Terrell was instrumental in developing a Skills Laboratory Course to assist graduate social work students in developing clinical practice skills. This Skills Lab curriculum was presented by Terrell and several other faculty members at the Council On Social Work Education’s annual program meeting. It is regarded as an innovative and valuable learning tool for students as a way to integrate theory with practice in the classroom. Terrell has also been on numerous committees whose focus has been to redefine and enhance curriculum in a way to better engage students in the learning process. Terrell believes that it is essential for social work students to develop a deep understanding and appreciation for the role of social workers in their clients’ lives. Terrell has been a leader in developing classroom methods and practices that inform and inspire students in their pursuit of a career in social work.
In addition to preparing students for a career in social work, Terrell has served as a mentor, adviser and role model to both undergraduate and graduate students. She has served on numerous dissertation committees for doctoral students as well. She tries to encourage students to advocate and show up for underprivileged and underserved populations. Her philosophy of social work is that it is a profession in which we must be a voice for disenfranchised and vulnerable groups of people. She holds a Bachelor of Arts from The State University of New York and Master of Social Work from The University of Alabama.

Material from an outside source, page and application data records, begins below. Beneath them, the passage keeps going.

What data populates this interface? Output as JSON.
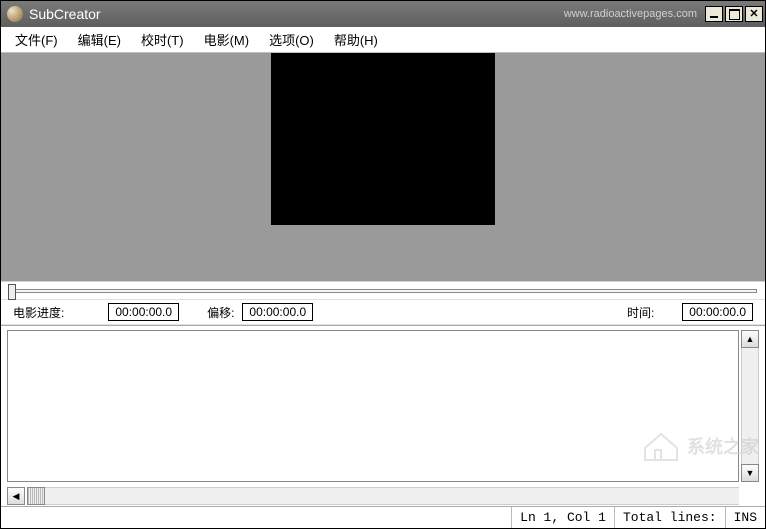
{
  "titlebar": {
    "app_title": "SubCreator",
    "url_text": "www.radioactivepages.com"
  },
  "menu": {
    "file": "文件(F)",
    "edit": "编辑(E)",
    "timing": "校时(T)",
    "movie": "电影(M)",
    "options": "选项(O)",
    "help": "帮助(H)"
  },
  "info": {
    "movie_progress_label": "电影进度:",
    "movie_progress_value": "00:00:00.0",
    "offset_label": "偏移:",
    "offset_value": "00:00:00.0",
    "time_label": "时间:",
    "time_value": "00:00:00.0"
  },
  "status": {
    "ln_col": "Ln 1, Col 1",
    "total_lines": "Total lines:",
    "ins": "INS"
  },
  "watermark": {
    "text": "系统之家"
  }
}
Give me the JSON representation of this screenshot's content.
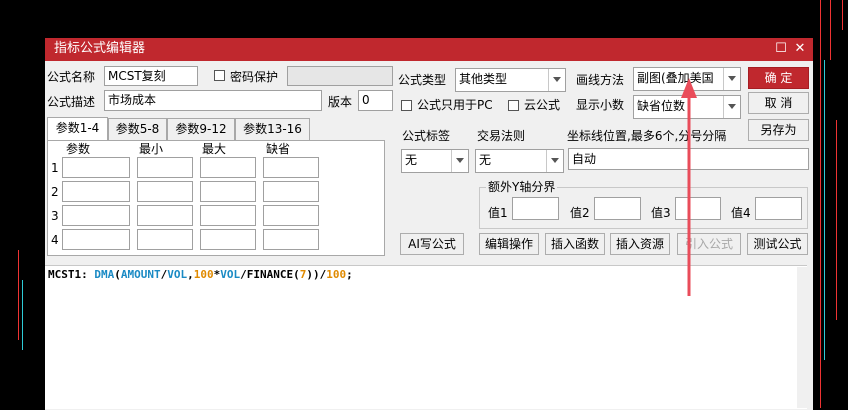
{
  "window": {
    "title": "指标公式编辑器"
  },
  "fields": {
    "name_label": "公式名称",
    "name_value": "MCST复刻",
    "password_label": "密码保护",
    "desc_label": "公式描述",
    "desc_value": "市场成本",
    "version_label": "版本",
    "version_value": "0",
    "type_label": "公式类型",
    "type_value": "其他类型",
    "pc_only_label": "公式只用于PC",
    "cloud_label": "云公式",
    "draw_label": "画线方法",
    "draw_value": "副图(叠加美国",
    "decimal_label": "显示小数",
    "decimal_value": "缺省位数"
  },
  "buttons": {
    "ok": "确 定",
    "cancel": "取 消",
    "save_as": "另存为",
    "ai": "AI写公式",
    "edit_ops": "编辑操作",
    "insert_func": "插入函数",
    "insert_resource": "插入资源",
    "import_formula": "引入公式",
    "test_formula": "测试公式"
  },
  "tabs": [
    "参数1-4",
    "参数5-8",
    "参数9-12",
    "参数13-16"
  ],
  "params": {
    "headers": [
      "参数",
      "最小",
      "最大",
      "缺省"
    ],
    "rows": [
      "1",
      "2",
      "3",
      "4"
    ]
  },
  "labels": {
    "formula_tag": "公式标签",
    "formula_tag_value": "无",
    "trade_rule": "交易法则",
    "trade_rule_value": "无",
    "axis_pos": "坐标线位置,最多6个,分号分隔",
    "axis_pos_value": "自动",
    "extra_y": "额外Y轴分界",
    "val1": "值1",
    "val2": "值2",
    "val3": "值3",
    "val4": "值4"
  },
  "code": {
    "name": "MCST1: ",
    "tokens": [
      {
        "t": "DMA",
        "c": "#1a8ac4"
      },
      {
        "t": "(",
        "c": "#000000"
      },
      {
        "t": "AMOUNT",
        "c": "#1a8ac4"
      },
      {
        "t": "/",
        "c": "#000000"
      },
      {
        "t": "VOL",
        "c": "#1a8ac4"
      },
      {
        "t": ",",
        "c": "#000000"
      },
      {
        "t": "100",
        "c": "#e08a00"
      },
      {
        "t": "*",
        "c": "#000000"
      },
      {
        "t": "VOL",
        "c": "#1a8ac4"
      },
      {
        "t": "/FINANCE(",
        "c": "#000000"
      },
      {
        "t": "7",
        "c": "#e08a00"
      },
      {
        "t": "))/",
        "c": "#000000"
      },
      {
        "t": "100",
        "c": "#e08a00"
      },
      {
        "t": ";",
        "c": "#000000"
      }
    ]
  },
  "colors": {
    "title_bar": "#c0282e",
    "keyword": "#1a8ac4",
    "number": "#e08a00",
    "arrow": "#e94c5a"
  }
}
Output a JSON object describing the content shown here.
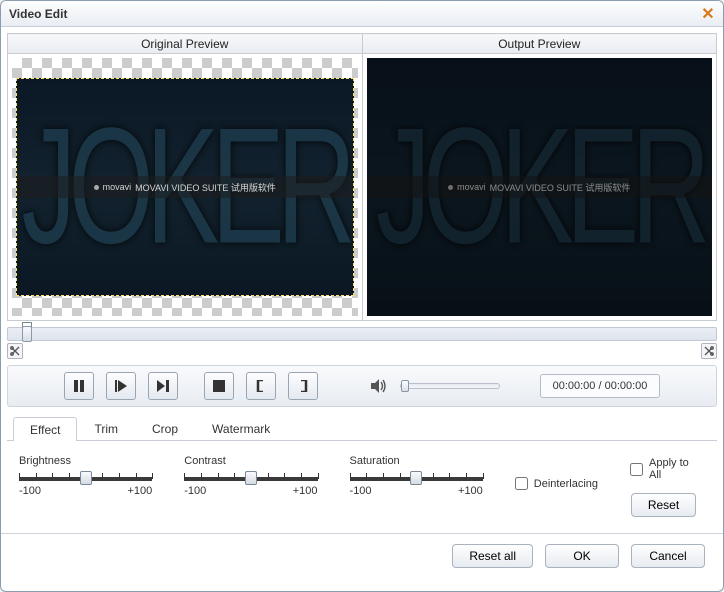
{
  "window": {
    "title": "Video Edit"
  },
  "preview": {
    "original_label": "Original Preview",
    "output_label": "Output Preview",
    "frame_text": "JOKER",
    "watermark_brand": "movavi",
    "watermark_suffix": "MOVAVI VIDEO SUITE 试用版软件"
  },
  "transport": {
    "time_current": "00:00:00",
    "time_total": "00:00:00"
  },
  "tabs": {
    "items": [
      "Effect",
      "Trim",
      "Crop",
      "Watermark"
    ],
    "active_index": 0
  },
  "effect": {
    "sliders": [
      {
        "label": "Brightness",
        "min": "-100",
        "max": "+100",
        "value": 0
      },
      {
        "label": "Contrast",
        "min": "-100",
        "max": "+100",
        "value": 0
      },
      {
        "label": "Saturation",
        "min": "-100",
        "max": "+100",
        "value": 0
      }
    ],
    "deinterlacing_label": "Deinterlacing",
    "apply_all_label": "Apply to All",
    "reset_label": "Reset"
  },
  "footer": {
    "reset_all": "Reset all",
    "ok": "OK",
    "cancel": "Cancel"
  }
}
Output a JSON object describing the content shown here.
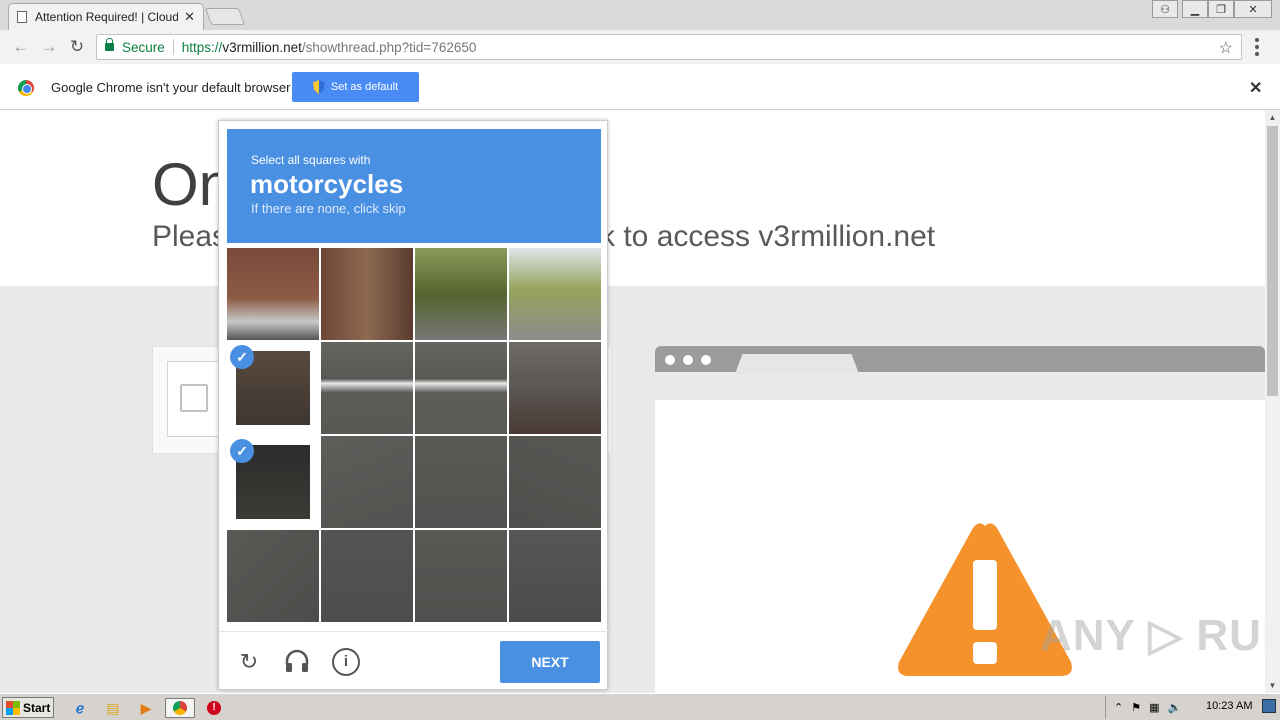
{
  "browser": {
    "tab_title": "Attention Required! | Cloudfl",
    "tab_close": "✕",
    "url_security_label": "Secure",
    "url_scheme": "https://",
    "url_host": "v3rmillion.net",
    "url_path": "/showthread.php?tid=762650",
    "icons": [
      "back-icon",
      "forward-icon",
      "reload-icon",
      "lock-icon",
      "star-icon",
      "menu-icon"
    ]
  },
  "infobar": {
    "message": "Google Chrome isn't your default browser",
    "button_label": "Set as default",
    "close": "✕"
  },
  "page": {
    "heading": "On",
    "subheading_left": "Pleas",
    "subheading_right": "k to access v3rmillion.net"
  },
  "captcha": {
    "prompt_small": "Select all squares with",
    "prompt_target": "motorcycles",
    "prompt_hint": "If there are none, click skip",
    "next_label": "NEXT",
    "selected_tiles": [
      4,
      8
    ],
    "check_glyph": "✓",
    "colors": {
      "accent": "#4a90e2"
    }
  },
  "watermark": "ANY ▷ RUN",
  "taskbar": {
    "start_label": "Start",
    "clock": "10:23 AM"
  }
}
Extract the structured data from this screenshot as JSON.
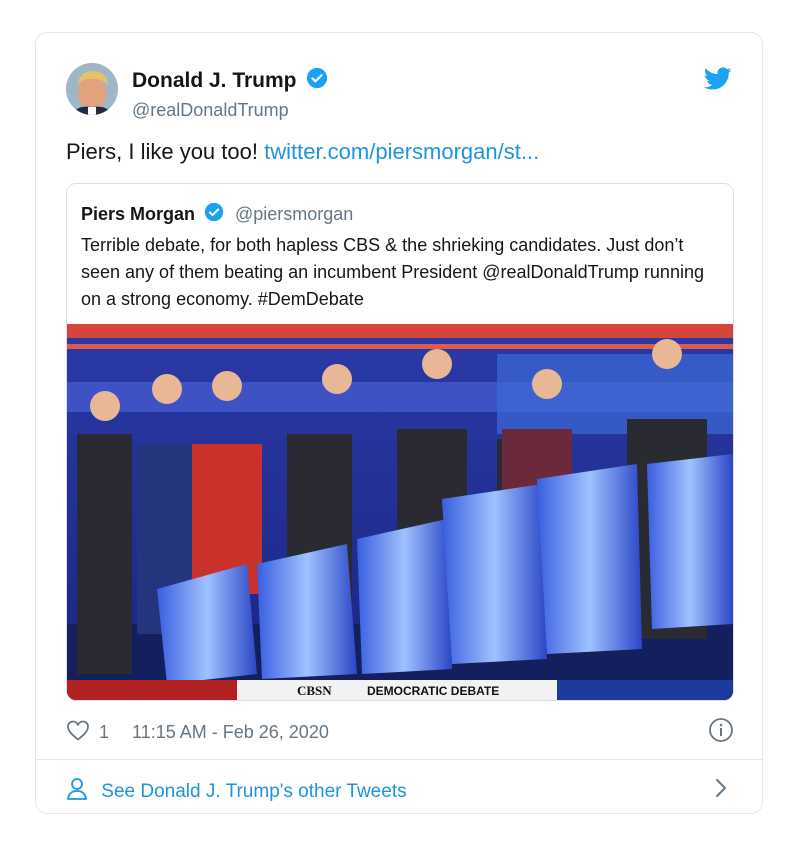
{
  "author": {
    "display_name": "Donald J. Trump",
    "handle": "@realDonaldTrump",
    "verified": true
  },
  "tweet": {
    "text": "Piers, I like you too! ",
    "link": "twitter.com/piersmorgan/st..."
  },
  "quoted_tweet": {
    "display_name": "Piers Morgan",
    "handle": "@piersmorgan",
    "verified": true,
    "text": "Terrible debate, for both hapless CBS & the shrieking candidates. Just don’t seen any of them beating an incumbent President @realDonaldTrump running on a strong economy. #DemDebate",
    "image": {
      "banner_text": "DEMOCRATIC DEBATE",
      "network_text": "CBSN",
      "description_icon": "debate-stage-photo"
    }
  },
  "footer": {
    "likes": "1",
    "timestamp": "11:15 AM - Feb 26, 2020"
  },
  "more_link": {
    "label": "See Donald J. Trump's other Tweets"
  },
  "colors": {
    "twitter_blue": "#1da1f2",
    "link_blue": "#1b95e0",
    "secondary_text": "#657786"
  }
}
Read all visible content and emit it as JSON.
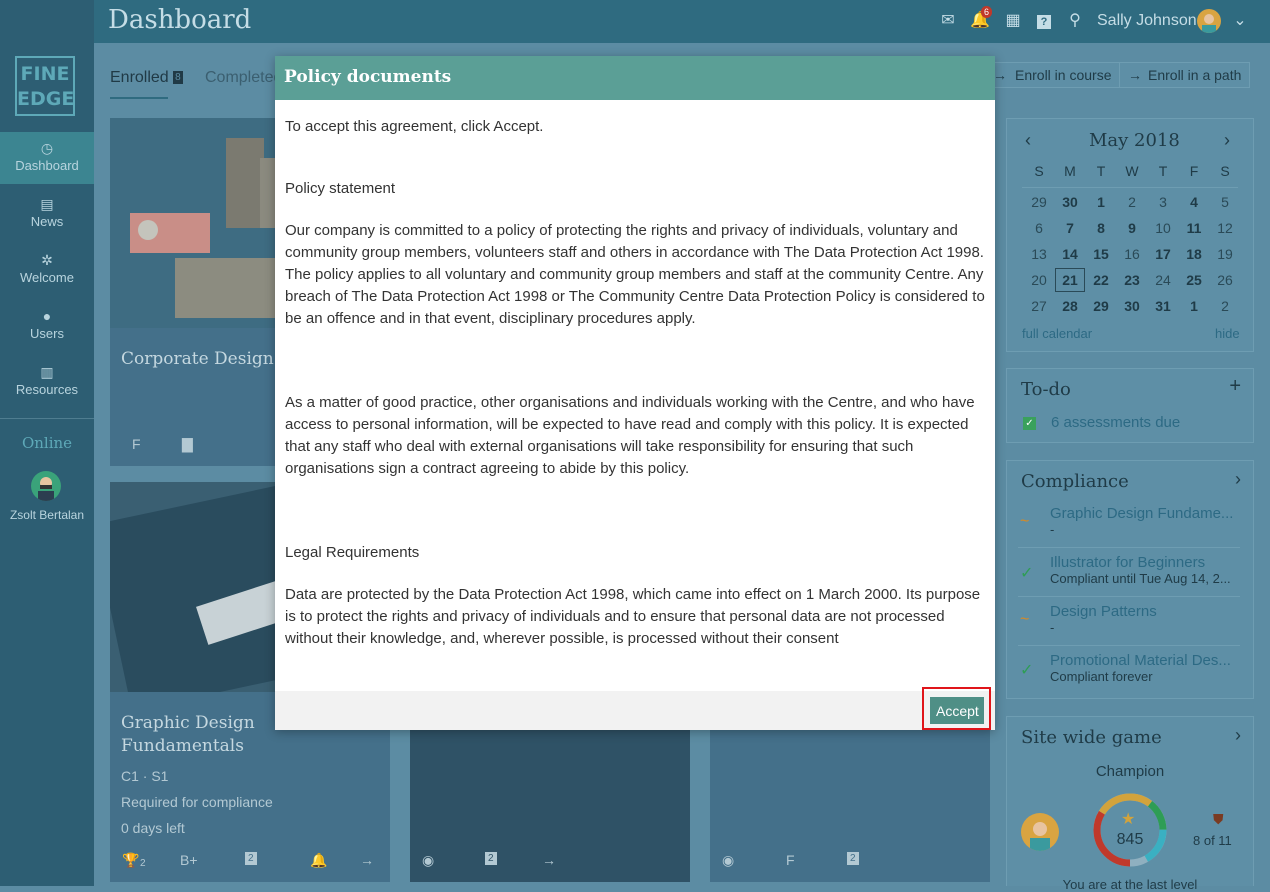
{
  "header": {
    "title": "Dashboard",
    "notifications_count": "6",
    "username": "Sally Johnson"
  },
  "sidebar": {
    "logo_line1": "FINE",
    "logo_line2": "EDGE",
    "items": [
      {
        "label": "Dashboard",
        "icon": "dashboard-icon"
      },
      {
        "label": "News",
        "icon": "news-icon"
      },
      {
        "label": "Welcome",
        "icon": "welcome-icon"
      },
      {
        "label": "Users",
        "icon": "user-icon"
      },
      {
        "label": "Resources",
        "icon": "resources-icon"
      }
    ],
    "online_label": "Online",
    "online_user": "Zsolt Bertalan"
  },
  "main": {
    "tabs": [
      {
        "label": "Enrolled",
        "count": "8"
      },
      {
        "label": "Completed"
      }
    ],
    "enroll_course": "Enroll in course",
    "enroll_path": "Enroll in a path",
    "cards": [
      {
        "title": "Corporate Design",
        "icon_label": "F"
      },
      {
        "title": "Graphic Design Fundamentals",
        "code": "C1 · S1",
        "requirement": "Required for compliance",
        "days": "0 days left",
        "trophy": "2",
        "grade": "B+",
        "doc_count": "2"
      },
      {
        "title": "",
        "doc_count": "2"
      },
      {
        "title": "",
        "icon_label": "F",
        "doc_count": "2"
      }
    ]
  },
  "calendar": {
    "month": "May 2018",
    "weekdays": [
      "S",
      "M",
      "T",
      "W",
      "T",
      "F",
      "S"
    ],
    "weeks": [
      [
        "29",
        "30",
        "1",
        "2",
        "3",
        "4",
        "5"
      ],
      [
        "6",
        "7",
        "8",
        "9",
        "10",
        "11",
        "12"
      ],
      [
        "13",
        "14",
        "15",
        "16",
        "17",
        "18",
        "19"
      ],
      [
        "20",
        "21",
        "22",
        "23",
        "24",
        "25",
        "26"
      ],
      [
        "27",
        "28",
        "29",
        "30",
        "31",
        "1",
        "2"
      ]
    ],
    "full_calendar": "full calendar",
    "hide": "hide"
  },
  "todo": {
    "title": "To-do",
    "item": "6 assessments due"
  },
  "compliance": {
    "title": "Compliance",
    "items": [
      {
        "title": "Graphic Design Fundame...",
        "sub": "-",
        "status": "pending"
      },
      {
        "title": "Illustrator for Beginners",
        "sub": "Compliant until Tue Aug 14, 2...",
        "status": "ok"
      },
      {
        "title": "Design Patterns",
        "sub": "-",
        "status": "pending"
      },
      {
        "title": "Promotional Material Des...",
        "sub": "Compliant forever",
        "status": "ok"
      }
    ]
  },
  "game": {
    "title": "Site wide game",
    "level": "Champion",
    "points": "845",
    "badges": "8 of 11",
    "footer": "You are at the last level"
  },
  "modal": {
    "title": "Policy documents",
    "intro": "To accept this agreement, click Accept.",
    "heading1": "Policy statement",
    "para1": "Our company is committed to a policy of protecting the rights and privacy of individuals, voluntary and community group members, volunteers staff and others in accordance with The Data Protection Act 1998. The policy applies to all voluntary and community group members and staff at the community Centre. Any breach of The Data Protection Act 1998 or The Community Centre Data Protection Policy is considered to be an offence and in that event, disciplinary procedures apply.",
    "para2": "As a matter of good practice, other organisations and individuals working with the Centre, and who have access to personal information, will be expected to have read and comply with this policy. It is expected that any staff who deal with external organisations will take responsibility for ensuring that such organisations sign a contract agreeing to abide by this policy.",
    "heading2": "Legal Requirements",
    "para3": "Data are protected by the Data Protection Act 1998, which came into effect on 1 March 2000. Its purpose is to protect the rights and privacy of individuals and to ensure that personal data are not processed without their knowledge, and, wherever possible, is processed without their consent",
    "accept_label": "Accept"
  },
  "colors": {
    "accent": "#5b9f96",
    "highlight": "#e0151a"
  }
}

The University of Alabama, a student-centered research university, is experiencing significant growth in both enrollment and academic quality. This growth, which is positively impacting the campus and the state's economy, is in keeping with UA's vision to be the university of choice for the best and brightest students. UA, the state's flagship university, is an academic community united in its commitment to enhancing the quality of life for all Alabamians.